The prime minister has ruled out a Northern Ireland-only backstop.
During a Facebook live on Wednesday afternoon Boris Johnson said the UK "will not accept" it.
Earlier, DUP leader Arlene Foster said a Northern Ireland-only backstop was anti-democratic, but believed the prime minister "is in the space of trying to find a deal".
Sinn Féin has warned that unionist parties cannot not be given a veto over any Brexit deal.
There had been speculation the government is re-considering the idea of a so-called Stormont lock to break the impasse.
It would create a formal mechanism for consulting and seeking the approval of Northern Ireland's devolved administration in the backstop, allowing the Stormont parties a say before any divergence between NI and GB would happen, after Brexit.
However the Stormont institutions collapsed in 2017, after a row between the power-sharing parties.
Parliament is currently suspended for five weeks. When sitting, the prime minister answers questions from other MPs on Wednesdays.
During the live stream on Wednesday Mr Johnson said: "The backstop is going to be removed, I very much hope. I insist, it's the only way to get a deal.
"We will not accept either a Northern Ireland only backstop, that simply doesn't work for the UK.
"We've got to come out whole and entire and solve the problems of the Northern Irish border and I'm certain that we can do that.

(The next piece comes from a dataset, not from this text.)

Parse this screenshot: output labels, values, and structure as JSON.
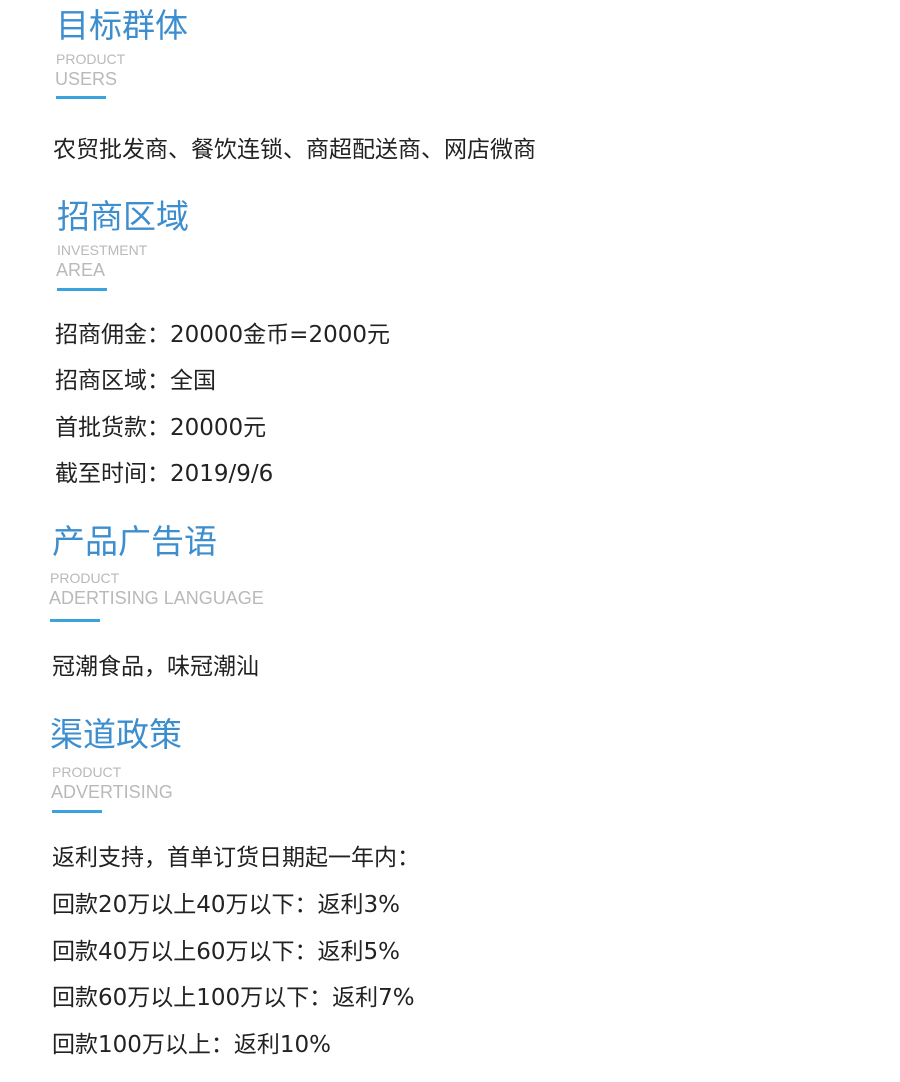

And we're working flat out to do that".
On Wednesday, Sinn Féin leader Mary Lou McDonald said the current backstop negotiated by the UK and EU remained the only solution.
However, speaking earlier on BBC Radio Ulster, Mrs Foster said: "It's not just the DUP that rejects the backstop, it's a much wider coalition that rejects the backstop.
"What we need to do now is reject the backstop, move on and find a deal that works.
"That's what I'm focused on and I think it's what the prime minister is focused on as well."
The backstop is the insurance policy to maintain an open border between Northern Ireland and the Republic of Ireland after Brexit, until a wider solution is found.
Mrs Foster, who met the prime minister on Tuesday, said the government was "exploring" an all-island food standards zone as part of a solution to replace the backstop.
She denied the DUP's influence with the prime minister had waned after he lost his parliamentary majority.
The DUP had been propping up the Conservatives in a confidence-and-supply pact since June 2017, with the votes of its 10 MPs giving the government a majority to get legislation passed in Parliament.
However, last week Mr Johnson lost his majority after 21 Conservative rebels had the whip removed for voting against the party on Brexit legislation.
It means he no longer requires the DUP's votes, but Mrs Foster said her party had a "much wider bond" with Mr Johnson than just the political arrangement.
She said she believed the prime minister was true to his word in ruling out a Northern Ireland-only backstop.
There are suggestions that the government is contemplating such a proposal in order to ensure the UK leaves the EU with a deal by 31 October, but Mrs Foster said that was not true.
She also dismissed suggestions that a solution could end up being the backstop by another name, adding: "It's not just a case of tampering with words."
On Tuesday, the former Taoiseach (Irish PM) Bertie Ahern said consent from Northern Ireland's unionist parties was "essential" if a deal was to be reached.
But Sinn Féin's Ms McDonald said: "It's a dangerous idea that veto would be afforded to the DUP on this matter."
Her party had engaged in talks with the DUP for many years and this would continue, she added.
But she warned: "There is simply no meeting of minds on the matter of Brexit."
'Abundance of proposals'
The prime minister has insisted he will not seek an extension to the Brexit deadline if there is no agreement with the EU.
In Dublin on Monday, Mr Johnson said he had an "abundance of proposals" to replace the backstop.
The idea of a NI-only backstop was first suggested early in the Brexit negotiations.
Former PM Theresa May rejected it in 2018 because she relied on the votes of the 10 DUP MPs in Parliament.
The Irish government has said it is willing to look at a "Northern-Ireland specific solution".
On Tuesday, Ireland's EU Commissioner Phil Hogan told RTÉ that there was "movement" on both sides of the Brexit negotiations.